“Show me you have what it takes to win the prize,” she purrs to tall, athletic (she quit basketball to take up ballet) Kate, testing her least-likely winner with a cruel stunt.
Alas, Smith (“Buster’s Mal Heart”) tosses the wheat up in the air, and only takes care of the chaff. The most interesting directions she teases are abandoned for the merely conventional, time and again.
The dance sequences, what few there are, have more daring to them than the plot of the picture. The back-stabbing and bonding and breaking down are all so tame that you wonder why they bothered.
It’s all pretty enough, with a couple of striking settings, one of them the lovely belle epoch academy where the gamines give their all.
Silvers gives away a little ruthlessness behind her doe eyes, and Froseth manages to throw a little vulnerability into her aloof entitlement. They do what they can, but if there were sharp edges to Small’s novel, Smith rubs them right off.
Le Diable’s catty remarks about “clumsy” and “weight you gained over Christmas” dancers are cruel, but we’ve seen crueler. Drama runs on conflict, and Smith seems hellbent on rendering everybody “nice,” or at least justifiable in their machinations and intrigues.
The usual “distractions” of male attention yields little, aside from top male dancer Felipe’s (Daniel Camargo) glorious instruction/seduction of “the new girl.”
“Nobody pays to see perfection,” he purrs, sizing up, with his hands, the woman he will have to life in their duets. “They pay to see romance…desire…dominance, bodies touching bodies.”
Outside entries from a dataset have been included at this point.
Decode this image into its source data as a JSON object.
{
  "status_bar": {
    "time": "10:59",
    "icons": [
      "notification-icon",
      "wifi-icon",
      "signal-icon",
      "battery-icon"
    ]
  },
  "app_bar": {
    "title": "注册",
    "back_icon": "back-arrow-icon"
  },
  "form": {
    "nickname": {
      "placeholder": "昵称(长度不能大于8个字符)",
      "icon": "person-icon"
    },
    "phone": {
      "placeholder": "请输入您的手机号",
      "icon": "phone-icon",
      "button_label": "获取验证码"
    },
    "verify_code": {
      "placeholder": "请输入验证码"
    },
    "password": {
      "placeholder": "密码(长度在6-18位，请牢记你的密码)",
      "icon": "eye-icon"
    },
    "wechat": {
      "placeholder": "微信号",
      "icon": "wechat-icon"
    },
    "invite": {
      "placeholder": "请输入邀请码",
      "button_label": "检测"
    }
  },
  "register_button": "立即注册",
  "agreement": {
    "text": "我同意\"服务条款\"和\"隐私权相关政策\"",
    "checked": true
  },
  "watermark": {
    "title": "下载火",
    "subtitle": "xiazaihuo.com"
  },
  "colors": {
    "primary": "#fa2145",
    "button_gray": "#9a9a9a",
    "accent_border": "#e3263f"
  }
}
The most real moment of the entire enterprise comes when last year’s prima (Eva Lomby), who is Black, admits to vomiting to lose weight because of how she stands out, how she’s singled out for criticism because she has to compete “with all these skinny white girls.”
The rest? Rich girl “rebels,” poor girl “schemes,” other dancers are sabotaged, all for the chance to dance, and always in the most tried-and-true ways of every ballet picture that came before.
Rating R for drug use, sexual content, language and brief nudity
Cast: Diana Silvers, Kristine Froseth, Eva Lomby, Nassim Lyes, Daniel Camargo and Jacqueline Bisset
Credits: Scripted and directed by Sarah Adina Smith, based on a novel by A.K. Small. An Amazon Studios release.
Running time: 1:54